One of the things to come out of Annual Conference this year was the “Resolution Concerning the Equality of Women”. You can find the full resolution HERE, but this is an excerpt of what it says,
“[We] affirm that both women and men are created in the image of God and are of equal worth, we affirm the ordination of women, we affirm open itinerancy, and affirm the equality and calling of women both in our own region and throughout the world.”
This comes shortly after the Alabama West Florida Conference was one of the few conferences to vote no to Amendment I from the last General conference. (For the non-methodist people who stumble upon this blog, annual conference is a yearly gathering of local churches that is almost like state governments creating laws and bills and reporting. General Conference is the national scale, similar to the US senate.)
While there is one sentence about the gender of God that likely inhibited the amendment from passing, both were about gender equality and affirming that women belong in ministry and are of equal value in the eye of God.
The fact that the AWF conference passed this resolution, as well as general conference proposing Amendment I, brings a whole bag of mixed emotions for me. I am thrilled that the resolution passed, I wish the amendment would have passed as well but I understand some of the reservations that people have expressed. But it saddens me that we even have to create these amendments and resolutions in the first place.
The United Methodist Church has ordained women for over half a century, which is more than some denominations but not as long as others. But if you ask some of our female pastors if they have ever felt like they have been discriminated against because of their gender I’d imagine every single one of them would say yes. At my last church, our associate pastor wasn’t even allowed to speak from the pulpit at a community gathering because she was a girl. In college, the best student we had in the theology and ministry department was a girl from a baptist church who felt called by God but had no place to go in her own denomination because of her gender.

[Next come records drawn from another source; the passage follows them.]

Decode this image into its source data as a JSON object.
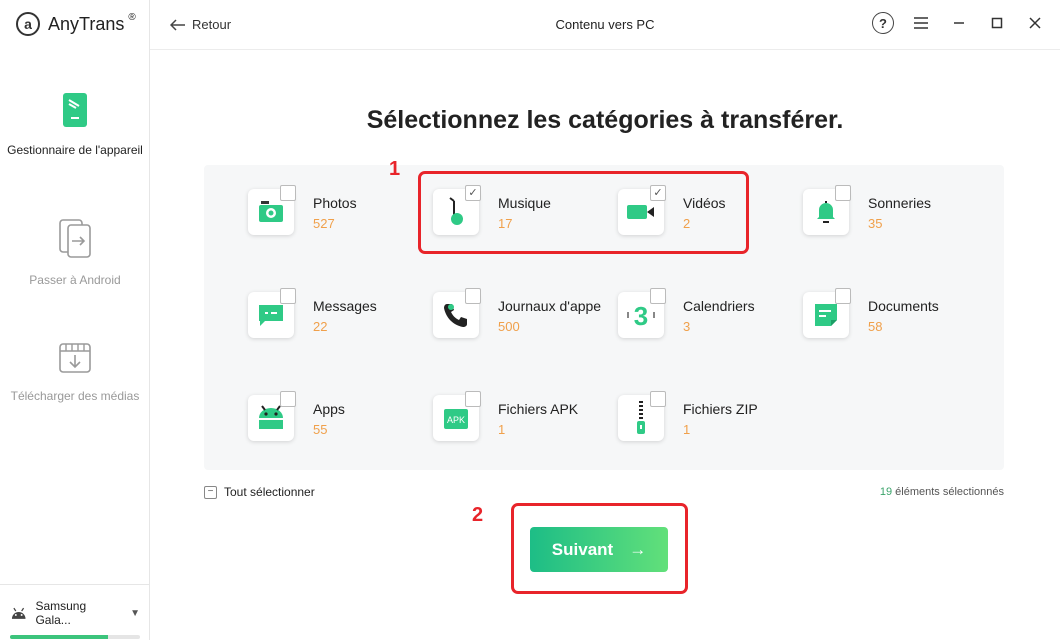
{
  "app": {
    "name": "AnyTrans",
    "registered": "®"
  },
  "sidebar": {
    "items": [
      {
        "label": "Gestionnaire de l'appareil",
        "active": true
      },
      {
        "label": "Passer à Android",
        "active": false
      },
      {
        "label": "Télécharger des médias",
        "active": false
      }
    ],
    "device": {
      "name": "Samsung Gala...",
      "storage_used_fraction": 0.75
    }
  },
  "header": {
    "back_label": "Retour",
    "title": "Contenu vers PC",
    "help_label": "?"
  },
  "main": {
    "headline": "Sélectionnez les catégories à transférer.",
    "categories": [
      {
        "name": "Photos",
        "count": "527",
        "checked": false,
        "icon": "photos-icon"
      },
      {
        "name": "Musique",
        "count": "17",
        "checked": true,
        "icon": "music-icon"
      },
      {
        "name": "Vidéos",
        "count": "2",
        "checked": true,
        "icon": "video-icon"
      },
      {
        "name": "Sonneries",
        "count": "35",
        "checked": false,
        "icon": "bell-icon"
      },
      {
        "name": "Messages",
        "count": "22",
        "checked": false,
        "icon": "message-icon"
      },
      {
        "name": "Journaux d'appels",
        "count": "500",
        "checked": false,
        "icon": "phone-icon"
      },
      {
        "name": "Calendriers",
        "count": "3",
        "checked": false,
        "icon": "calendar-icon"
      },
      {
        "name": "Documents",
        "count": "58",
        "checked": false,
        "icon": "document-icon"
      },
      {
        "name": "Apps",
        "count": "55",
        "checked": false,
        "icon": "android-icon"
      },
      {
        "name": "Fichiers APK",
        "count": "1",
        "checked": false,
        "icon": "apk-icon"
      },
      {
        "name": "Fichiers ZIP",
        "count": "1",
        "checked": false,
        "icon": "zip-icon"
      }
    ],
    "check_mark": "✓",
    "select_all_label": "Tout sélectionner",
    "select_all_mark": "−",
    "selected_count": "19",
    "selected_suffix": "éléments sélectionnés",
    "next_label": "Suivant",
    "next_arrow": "→"
  },
  "annotations": {
    "label_1": "1",
    "label_2": "2"
  },
  "colors": {
    "accent": "#3cc47c",
    "count": "#f0a04b",
    "highlight": "#e8242a"
  }
}
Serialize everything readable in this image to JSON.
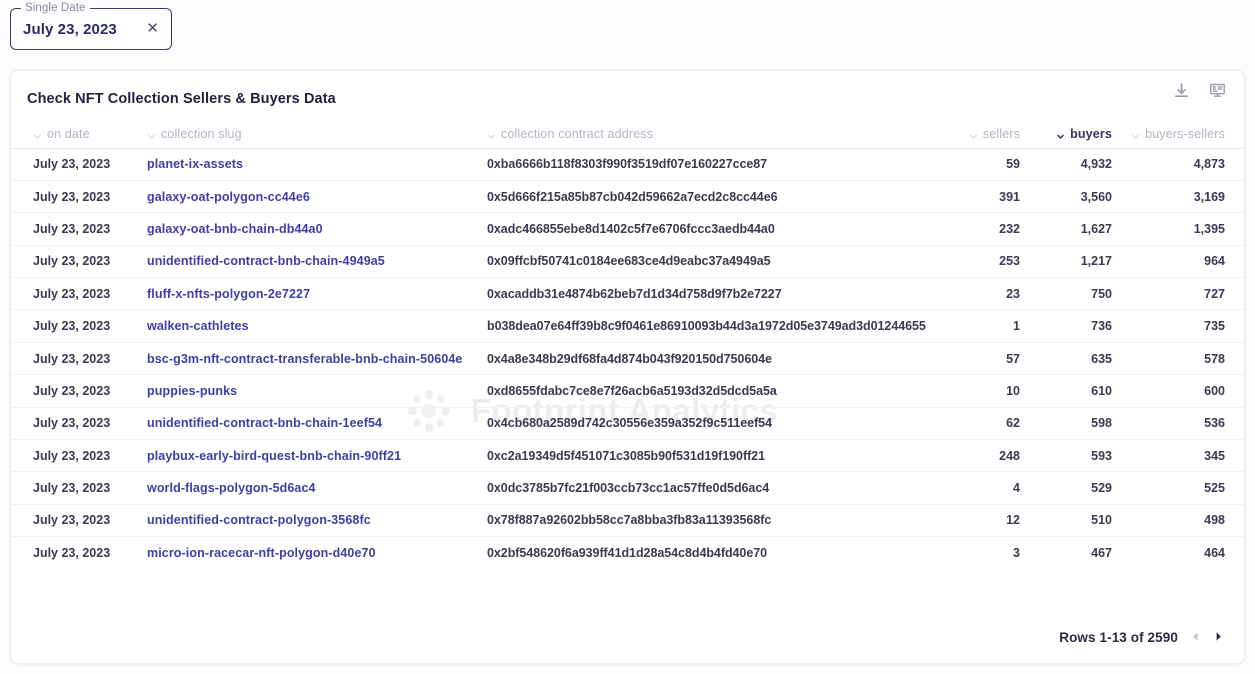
{
  "date_filter": {
    "label": "Single Date",
    "value": "July 23, 2023",
    "clear_icon": "close-icon"
  },
  "card": {
    "title": "Check NFT Collection Sellers & Buyers Data",
    "actions": [
      {
        "name": "download-icon",
        "title": "Download"
      },
      {
        "name": "api-screen-icon",
        "title": "API"
      }
    ]
  },
  "table": {
    "columns": [
      {
        "key": "on_date",
        "label": "on date",
        "align": "left",
        "sorted": false
      },
      {
        "key": "collection_slug",
        "label": "collection slug",
        "align": "left",
        "sorted": false
      },
      {
        "key": "collection_contract_address",
        "label": "collection contract address",
        "align": "left",
        "sorted": false
      },
      {
        "key": "sellers",
        "label": "sellers",
        "align": "right",
        "sorted": false
      },
      {
        "key": "buyers",
        "label": "buyers",
        "align": "right",
        "sorted": true
      },
      {
        "key": "buyers_sellers",
        "label": "buyers-sellers",
        "align": "right",
        "sorted": false
      }
    ],
    "rows": [
      {
        "on_date": "July 23, 2023",
        "collection_slug": "planet-ix-assets",
        "collection_contract_address": "0xba6666b118f8303f990f3519df07e160227cce87",
        "sellers": "59",
        "buyers": "4,932",
        "buyers_sellers": "4,873"
      },
      {
        "on_date": "July 23, 2023",
        "collection_slug": "galaxy-oat-polygon-cc44e6",
        "collection_contract_address": "0x5d666f215a85b87cb042d59662a7ecd2c8cc44e6",
        "sellers": "391",
        "buyers": "3,560",
        "buyers_sellers": "3,169"
      },
      {
        "on_date": "July 23, 2023",
        "collection_slug": "galaxy-oat-bnb-chain-db44a0",
        "collection_contract_address": "0xadc466855ebe8d1402c5f7e6706fccc3aedb44a0",
        "sellers": "232",
        "buyers": "1,627",
        "buyers_sellers": "1,395"
      },
      {
        "on_date": "July 23, 2023",
        "collection_slug": "unidentified-contract-bnb-chain-4949a5",
        "collection_contract_address": "0x09ffcbf50741c0184ee683ce4d9eabc37a4949a5",
        "sellers": "253",
        "buyers": "1,217",
        "buyers_sellers": "964"
      },
      {
        "on_date": "July 23, 2023",
        "collection_slug": "fluff-x-nfts-polygon-2e7227",
        "collection_contract_address": "0xacaddb31e4874b62beb7d1d34d758d9f7b2e7227",
        "sellers": "23",
        "buyers": "750",
        "buyers_sellers": "727"
      },
      {
        "on_date": "July 23, 2023",
        "collection_slug": "walken-cathletes",
        "collection_contract_address": "b038dea07e64ff39b8c9f0461e86910093b44d3a1972d05e3749ad3d01244655",
        "sellers": "1",
        "buyers": "736",
        "buyers_sellers": "735"
      },
      {
        "on_date": "July 23, 2023",
        "collection_slug": "bsc-g3m-nft-contract-transferable-bnb-chain-50604e",
        "collection_contract_address": "0x4a8e348b29df68fa4d874b043f920150d750604e",
        "sellers": "57",
        "buyers": "635",
        "buyers_sellers": "578"
      },
      {
        "on_date": "July 23, 2023",
        "collection_slug": "puppies-punks",
        "collection_contract_address": "0xd8655fdabc7ce8e7f26acb6a5193d32d5dcd5a5a",
        "sellers": "10",
        "buyers": "610",
        "buyers_sellers": "600"
      },
      {
        "on_date": "July 23, 2023",
        "collection_slug": "unidentified-contract-bnb-chain-1eef54",
        "collection_contract_address": "0x4cb680a2589d742c30556e359a352f9c511eef54",
        "sellers": "62",
        "buyers": "598",
        "buyers_sellers": "536"
      },
      {
        "on_date": "July 23, 2023",
        "collection_slug": "playbux-early-bird-quest-bnb-chain-90ff21",
        "collection_contract_address": "0xc2a19349d5f451071c3085b90f531d19f190ff21",
        "sellers": "248",
        "buyers": "593",
        "buyers_sellers": "345"
      },
      {
        "on_date": "July 23, 2023",
        "collection_slug": "world-flags-polygon-5d6ac4",
        "collection_contract_address": "0x0dc3785b7fc21f003ccb73cc1ac57ffe0d5d6ac4",
        "sellers": "4",
        "buyers": "529",
        "buyers_sellers": "525"
      },
      {
        "on_date": "July 23, 2023",
        "collection_slug": "unidentified-contract-polygon-3568fc",
        "collection_contract_address": "0x78f887a92602bb58cc7a8bba3fb83a11393568fc",
        "sellers": "12",
        "buyers": "510",
        "buyers_sellers": "498"
      },
      {
        "on_date": "July 23, 2023",
        "collection_slug": "micro-ion-racecar-nft-polygon-d40e70",
        "collection_contract_address": "0x2bf548620f6a939ff41d1d28a54c8d4b4fd40e70",
        "sellers": "3",
        "buyers": "467",
        "buyers_sellers": "464"
      }
    ]
  },
  "watermark": {
    "text": "Footprint Analytics",
    "logo_icon": "sunburst-logo-icon"
  },
  "footer": {
    "rows_label": "Rows 1-13 of 2590",
    "prev_icon": "chevron-left-icon",
    "next_icon": "chevron-right-icon"
  },
  "colors": {
    "link": "#3e3ea8",
    "accent": "#3b3b6d",
    "text": "#3a3a50",
    "muted": "#b3b3c4",
    "card_bg": "#ffffff",
    "page_bg": "#fbfbfc"
  }
}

So much of this discrimination of women in ministry comes from three passages found in the New Testament.
Titus 1:6 If anyone is above reproach, the husband of one wife, and his children are believers and not open to the charge of debauchery or insubordination.
1 Corinthians 14:34-35 Women should remain silent in the churches. They are not allowed to speak, but must be in submission, as the law says. If they want to inquire about something, they should ask their own husbands at home; for it is disgraceful for a woman to speak in the church.
1 Timothy 2:11-15 Women should learn quietly and submissively. I do not let women teach men or have authority over them. Let them listen quietly. For God made Adam first, and afterward he made Eve. And it was not Adam who was deceived by Satan. The woman was deceived, and sin was the result. But women will be saved through childbearing, assuming they continue to live in faith, love, holiness, and modesty.
It is easy to see why someone would point to these scriptures and come to the conclusion that women aren’t qualified to be pastors or to preach. However, the Bible has a whole lot more to say about women in churches than just these three verses. And even these three verses don’t necessarily mean what we see on the surface in the English language.
I should begin by saying that all three of these passages were written by Paul. He also wrote in Ephesians 4 that “Christ himself gave the apostles, the prophets, the evangelists, the pastors and teachers, to equip his people for works of service”. It is odd to me then to try to limit these “positions” to only men when Paul himself made mention of women in each of these positions. Junia was one of the apostles mentioned by Paul in Romans 16:7. Philip had four daughters who were prophets (Acts 21:9). Euodia and Syntyche (Philippians 4:2-3), Phoebe and Priscilla (Romans 16:1-5), Nympha (Colossians 4:15), and Chloe (1 Corinthians 1:11) are all mentioned by Paul as well to be important leaders in churches.
I know there are some scholars who say that we can’t prove that these women were actual pastors or THE leader of a church, and while being exegetically easy isn’t a guarantee that it’s correct, it’s easier to say that these women were indeed church leaders and that Paul meant something very different in the three verses above than how we read them in American English. We can even come up with very easy and sensible things that we think he meant in those verses. But for far too many women, especially outside of our denomination, they still have to fight just for a seat at the table. They have to not only preach as good as a man, but do so while making sure they look nice but not attractive (because it might be distracting to men if a good looking women is in front of them), they have to be friendly and personable but can’t show emotion because it will make them look weak, be firm and confident but not be a word I can’t say in a church blog. I could go on and on about how we judge women on a completely different scale than we do men, but I think you get the idea.
And it’s for all of these reasons and more that even though we’ve been under the impression that men and women have been treated equally we still felt the need to make an official statement about it. Because even though some of us feel like we are there, we haven’t arrived yet. We are far from being equal, and now our conference has made a resolution to protect the dignity of all people made in God’s image. But a resolution means nothing unless people actually follow what it says.